Patient Care — Hypertrophic cardiomyopathy
Phone: 210-257-1888 or tollfree 1-877-493-5040
Fainting, syncope - Fainting is a temporary loss of consciousness as a result of transiently decreased blood flow to the brain.
Lightheadedness is a vague feeling of dizziness or a feeling like a person is going to faint.
Fainting or syncope is characterized by sudden pallor, loss of consciousness, and occasionally slight twitching or convulsive movements. For a parent, seeing their child faint may be a terrifying experience.
A simple faint (vasovagal faint) is rarely preceded by pain, pressure, constriction in the chest, or shortness of breath. It can be preceded by weakness, giddiness, nausea, dizziness, and a sense that the surrounding noise is growing fainter and fainter.
Pathologic fainting or syncope may also be associated with heart conditions, most often abnormal heart rhythms (arrhythmias).
Common Causes: Light-headedness can accompany mild illness such as the flu or the common cold, and may be a symptom of anxiety. Light-headedness without other symptoms is usually not serious.
Call your health care provider if:
- there has been a complete loss of consciousness, especially if it occurs after a head injury or if there is no readily identifiable cause (such as a susceptible individual who faints when they have blood drawn).

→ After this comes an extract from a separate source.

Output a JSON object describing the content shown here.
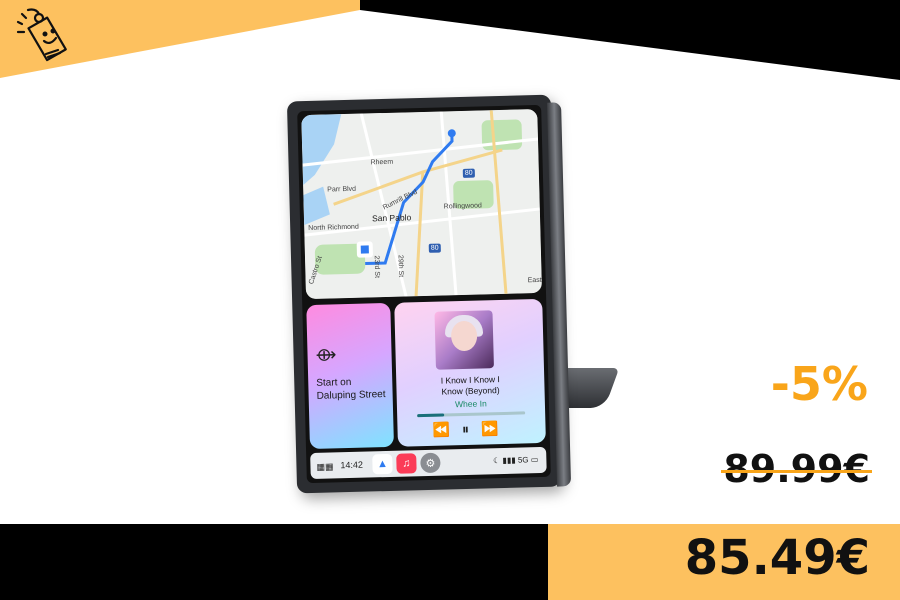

- fainting is accompanied by a feeling that the room is spinning (vertigo) or any other symptoms.
- fainting occurs in a susceptible person more often than rarely.
- this is the first time a person has ever fainted.
- medication or alcohol is suspected as the cause.
- lightheadedness lasts for longer than 3 weeks.